    “It means that as a nation that there are some areas that are so special and so wonderful and can teach us so much and improve the quality of our lives so greatly,” Peterson said, “we should set them aside for all time.”

    Passed by overwhelming margins in both houses of Congress, the law had been at least 30 years in the making. Peterson said conservationists had been trying to protect one area at a time, starting as early as the 1930s, but reached a point where they felt federal legislation was necessary to avoid a long series of battles between conservation and development.

    Notably, the Wilderness Act has strong Wisconsin roots.

    “Aldo Leopold of Baraboo was one of the early proponents and visionaries of wilderness,” Peterson said, adding that Leopold followed in the footsteps of Wisconsin’s John Muir.

    Peterson said that both Muir and Leopold were early supporters of what were at the time seen as radical views of nature.

    “At a time when northern Wisconsin was being stripped of all the timber resources available for growing here, the idea of planting trees, or setting aside areas that would not be cut, were quite novel,” he said.

    Peterson would like to see more lands designated as wilderness.

    “There are many national parks, like Yellowstone, whose lands are not included in the wilderness act,” he said. “While we generally think of natural parks being protected we also know that their mandate is for recreation and oftentimes they’re not fully protected.”

    He would also like to see more thought put into another issue: How much human intervention is needed to deal with problems caused by humans in these wilderness areas. He pointed toward invasive species as a case in point, like Burmese pythons in the Everglades.

    Peterson said in addition to the need to preserve natural beauty and heritage, people need an opportunity to find a connection with real nature, and he points toward physical and mental benefits. In a hyper-connected, high-tech world, he said, “Getting back to the wilderness is probably more important than it ever was.”

  • Inside Nicaragua's Largest Central Market

    We go along with a UW Oshkosh professor on a trip to Central America’s largest market and look at the the state of the environment and the economy in Nicaragua.

  • On 50th Anniversary Of Wilderness Act Signing, What Challenges Still Remain?

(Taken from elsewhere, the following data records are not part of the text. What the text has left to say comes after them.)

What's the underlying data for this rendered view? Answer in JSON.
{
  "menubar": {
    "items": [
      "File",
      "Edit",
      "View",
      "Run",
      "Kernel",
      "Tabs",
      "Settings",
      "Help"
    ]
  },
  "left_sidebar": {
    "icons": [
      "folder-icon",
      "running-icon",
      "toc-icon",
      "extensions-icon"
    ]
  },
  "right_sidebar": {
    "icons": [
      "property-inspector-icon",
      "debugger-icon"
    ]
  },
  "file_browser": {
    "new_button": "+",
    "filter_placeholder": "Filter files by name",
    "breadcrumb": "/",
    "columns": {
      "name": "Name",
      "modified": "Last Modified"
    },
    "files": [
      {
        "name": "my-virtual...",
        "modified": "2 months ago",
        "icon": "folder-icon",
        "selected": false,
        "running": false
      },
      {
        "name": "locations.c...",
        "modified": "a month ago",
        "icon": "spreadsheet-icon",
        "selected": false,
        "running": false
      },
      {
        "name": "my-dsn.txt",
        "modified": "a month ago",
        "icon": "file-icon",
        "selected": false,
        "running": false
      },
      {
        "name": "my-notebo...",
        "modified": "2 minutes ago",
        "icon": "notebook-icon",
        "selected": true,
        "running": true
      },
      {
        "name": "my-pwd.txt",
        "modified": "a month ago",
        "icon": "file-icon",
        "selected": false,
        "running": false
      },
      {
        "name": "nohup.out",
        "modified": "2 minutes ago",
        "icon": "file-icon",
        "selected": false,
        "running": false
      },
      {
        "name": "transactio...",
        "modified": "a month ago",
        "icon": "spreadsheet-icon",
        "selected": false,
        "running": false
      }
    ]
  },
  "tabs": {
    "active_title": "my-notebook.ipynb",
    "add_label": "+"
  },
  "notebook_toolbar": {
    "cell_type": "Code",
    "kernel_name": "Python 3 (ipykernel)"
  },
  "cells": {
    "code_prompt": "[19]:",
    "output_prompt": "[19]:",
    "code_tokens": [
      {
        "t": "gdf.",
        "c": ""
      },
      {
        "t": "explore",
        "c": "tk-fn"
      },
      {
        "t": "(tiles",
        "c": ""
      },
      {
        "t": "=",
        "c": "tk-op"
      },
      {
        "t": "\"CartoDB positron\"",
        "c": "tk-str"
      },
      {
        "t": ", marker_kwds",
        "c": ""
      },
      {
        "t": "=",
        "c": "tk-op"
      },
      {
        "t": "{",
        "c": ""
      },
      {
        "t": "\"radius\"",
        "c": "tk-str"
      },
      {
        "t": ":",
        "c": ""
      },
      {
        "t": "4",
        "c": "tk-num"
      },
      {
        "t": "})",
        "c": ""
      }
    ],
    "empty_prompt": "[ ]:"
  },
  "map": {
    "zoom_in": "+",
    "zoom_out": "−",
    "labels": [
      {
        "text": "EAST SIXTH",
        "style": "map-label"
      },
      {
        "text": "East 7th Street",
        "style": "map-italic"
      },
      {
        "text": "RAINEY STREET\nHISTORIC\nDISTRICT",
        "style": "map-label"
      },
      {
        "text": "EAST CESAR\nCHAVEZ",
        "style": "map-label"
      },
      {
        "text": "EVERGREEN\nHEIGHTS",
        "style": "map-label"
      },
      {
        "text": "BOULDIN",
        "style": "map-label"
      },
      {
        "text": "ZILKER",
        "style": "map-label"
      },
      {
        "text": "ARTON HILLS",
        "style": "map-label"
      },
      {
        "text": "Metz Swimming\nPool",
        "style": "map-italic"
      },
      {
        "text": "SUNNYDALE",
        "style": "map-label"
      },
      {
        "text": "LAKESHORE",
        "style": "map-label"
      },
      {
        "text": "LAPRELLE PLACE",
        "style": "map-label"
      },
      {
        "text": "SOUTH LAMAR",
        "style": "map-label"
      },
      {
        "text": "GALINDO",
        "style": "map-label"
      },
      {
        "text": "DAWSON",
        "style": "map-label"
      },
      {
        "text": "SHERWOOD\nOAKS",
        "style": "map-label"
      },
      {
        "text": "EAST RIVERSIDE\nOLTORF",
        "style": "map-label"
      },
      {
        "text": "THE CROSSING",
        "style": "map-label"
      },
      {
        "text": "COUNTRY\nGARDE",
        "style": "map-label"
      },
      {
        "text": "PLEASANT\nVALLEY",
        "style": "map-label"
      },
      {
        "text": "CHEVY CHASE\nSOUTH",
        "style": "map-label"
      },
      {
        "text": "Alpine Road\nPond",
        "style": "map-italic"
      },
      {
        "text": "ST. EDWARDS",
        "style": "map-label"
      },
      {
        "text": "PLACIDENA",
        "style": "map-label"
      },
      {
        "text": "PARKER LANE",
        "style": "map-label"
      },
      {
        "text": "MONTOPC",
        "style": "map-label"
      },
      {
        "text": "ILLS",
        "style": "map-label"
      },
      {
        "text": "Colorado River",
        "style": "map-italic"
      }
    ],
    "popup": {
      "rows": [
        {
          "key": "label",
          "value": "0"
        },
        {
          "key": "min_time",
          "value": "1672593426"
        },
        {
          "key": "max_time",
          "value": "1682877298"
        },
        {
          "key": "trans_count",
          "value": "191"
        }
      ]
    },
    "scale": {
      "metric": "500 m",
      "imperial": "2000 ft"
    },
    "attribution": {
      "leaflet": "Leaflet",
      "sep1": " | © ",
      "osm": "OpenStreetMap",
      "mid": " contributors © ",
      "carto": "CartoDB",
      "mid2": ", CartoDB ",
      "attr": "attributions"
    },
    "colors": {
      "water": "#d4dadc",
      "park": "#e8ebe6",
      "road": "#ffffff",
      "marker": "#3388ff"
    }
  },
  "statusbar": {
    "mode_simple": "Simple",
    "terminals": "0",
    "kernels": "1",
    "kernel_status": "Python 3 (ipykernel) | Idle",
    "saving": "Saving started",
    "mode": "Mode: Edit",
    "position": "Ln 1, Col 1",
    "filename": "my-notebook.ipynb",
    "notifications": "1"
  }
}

    50 years ago, President Lyndon Johnson signed into law the Wilderness Act, which afforded protection to millions of acres of natural land across America. An conservationist talks about the history of the act, and discusses the challenges faced by our country’s wild places.

  • The Race To Build The Battery Of The Future

    Lithium-ion batteries have transformed our lives. They power our phones, tablets and even some vehicles…but now, scientists and researchers are hard at work developing the lithium-ion battery’s replacement. A writer describes the technologies that could power the battery of the future, and how they might transform our lives.

Episode Credits

  • Rob Ferrett Host
  • Veronica Rueckert Host
  • Mark Peterson Guest
  • Douglas Haynes Guest
  • Erik Sofge Guest
  • Chris Malina Producer